If you have been approved for disability benefits, you may have to pass a Social Security Disability reevaluation every three years so the Social Security Administration (SSA) can determine if your condition has improved with time.
These reviews, also called Continuing Disability Reviews (CDR's), may occur less often if a recipient is over the age of 55 or has a condition that is unlikely to improve. If this is the case, the reevaluation may take place every seven years, instead of three. Earning too much income through employment can also trigger a Social Security Disability.
The Review Process
When disability benefits recipients undergo a reevaluation, their cases will be delivered to the Disability Determination Service in their local areas where they will be examined in a way similar to the original application process.
It is imperative that you have thorough medical documentation of any changes in your condition and ensure that all paperwork is up-to-date prior to undergoing a review. Claims examiners will analyze any new medical documentation in your files and may require an examination by a Social Security Administration physician.
Recipients should only fail a reevaluation if they medically improve to the point where they can return to work or if they are able to participate in substantial gainful activity, typically defined as earning a minimum of $1,130 a month. Otherwise, most recipients will continue to receive disability benefits after their review.

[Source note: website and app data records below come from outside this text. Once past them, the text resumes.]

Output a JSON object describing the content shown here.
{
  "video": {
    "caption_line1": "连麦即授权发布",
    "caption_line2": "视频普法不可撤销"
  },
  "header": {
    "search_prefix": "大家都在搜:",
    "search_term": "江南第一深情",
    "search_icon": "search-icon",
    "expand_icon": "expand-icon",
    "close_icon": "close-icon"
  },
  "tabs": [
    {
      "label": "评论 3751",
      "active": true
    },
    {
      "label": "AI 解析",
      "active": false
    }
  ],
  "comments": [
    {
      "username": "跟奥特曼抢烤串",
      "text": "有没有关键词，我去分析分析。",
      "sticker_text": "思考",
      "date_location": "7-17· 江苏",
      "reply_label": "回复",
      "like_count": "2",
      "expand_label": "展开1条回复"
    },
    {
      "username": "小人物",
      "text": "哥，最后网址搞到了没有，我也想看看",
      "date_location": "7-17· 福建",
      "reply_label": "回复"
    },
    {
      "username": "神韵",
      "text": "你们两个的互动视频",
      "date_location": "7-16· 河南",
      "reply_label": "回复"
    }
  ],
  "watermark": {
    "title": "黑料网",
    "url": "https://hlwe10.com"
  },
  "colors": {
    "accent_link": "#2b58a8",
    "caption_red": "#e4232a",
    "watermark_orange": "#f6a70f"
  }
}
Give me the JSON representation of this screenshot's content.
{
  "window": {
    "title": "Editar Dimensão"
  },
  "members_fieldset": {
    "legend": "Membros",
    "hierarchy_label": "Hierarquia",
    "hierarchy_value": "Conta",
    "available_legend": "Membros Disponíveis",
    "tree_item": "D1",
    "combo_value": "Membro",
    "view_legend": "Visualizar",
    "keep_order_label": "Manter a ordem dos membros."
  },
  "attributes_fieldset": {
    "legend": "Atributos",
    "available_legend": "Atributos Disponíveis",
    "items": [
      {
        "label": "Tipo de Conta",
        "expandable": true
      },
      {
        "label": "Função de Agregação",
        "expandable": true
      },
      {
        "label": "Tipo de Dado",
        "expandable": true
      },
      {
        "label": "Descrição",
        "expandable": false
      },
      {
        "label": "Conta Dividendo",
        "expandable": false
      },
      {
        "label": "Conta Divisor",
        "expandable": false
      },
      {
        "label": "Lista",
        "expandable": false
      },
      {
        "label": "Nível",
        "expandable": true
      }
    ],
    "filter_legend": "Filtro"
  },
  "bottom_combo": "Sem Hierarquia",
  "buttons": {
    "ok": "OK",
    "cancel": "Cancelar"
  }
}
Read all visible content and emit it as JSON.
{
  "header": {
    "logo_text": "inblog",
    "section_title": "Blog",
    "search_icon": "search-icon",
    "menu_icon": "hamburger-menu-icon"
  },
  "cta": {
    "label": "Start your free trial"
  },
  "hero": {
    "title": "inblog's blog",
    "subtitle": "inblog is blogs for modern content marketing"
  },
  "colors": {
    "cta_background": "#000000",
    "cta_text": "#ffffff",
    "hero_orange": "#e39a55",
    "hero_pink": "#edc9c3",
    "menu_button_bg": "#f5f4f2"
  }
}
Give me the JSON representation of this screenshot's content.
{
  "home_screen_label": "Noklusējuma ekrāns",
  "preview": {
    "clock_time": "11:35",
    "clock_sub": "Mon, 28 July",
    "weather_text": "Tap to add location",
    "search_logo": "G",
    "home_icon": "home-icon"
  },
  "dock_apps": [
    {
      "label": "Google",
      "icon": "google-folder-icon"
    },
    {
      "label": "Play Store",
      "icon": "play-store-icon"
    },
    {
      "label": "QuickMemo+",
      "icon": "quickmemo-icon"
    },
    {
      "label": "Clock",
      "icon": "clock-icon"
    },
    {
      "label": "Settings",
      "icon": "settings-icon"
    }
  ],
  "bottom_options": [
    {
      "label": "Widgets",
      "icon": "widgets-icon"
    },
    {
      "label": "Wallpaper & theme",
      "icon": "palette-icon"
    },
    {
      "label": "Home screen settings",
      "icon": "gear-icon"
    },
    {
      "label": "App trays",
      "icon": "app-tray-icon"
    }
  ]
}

Exceptions to undergoing a traditional review and consequently losing benefits include committing fraud, failing to cooperate in the disability review, if a recipient cannot be located, or if the recipient fails to a follow doctors' orders.
If you were denied benefits during your Social Security Disability reevaluation, contact our experienced disability advocates at Dayes Law Firm PC today to find out how we can help you receive the benefits you deserve.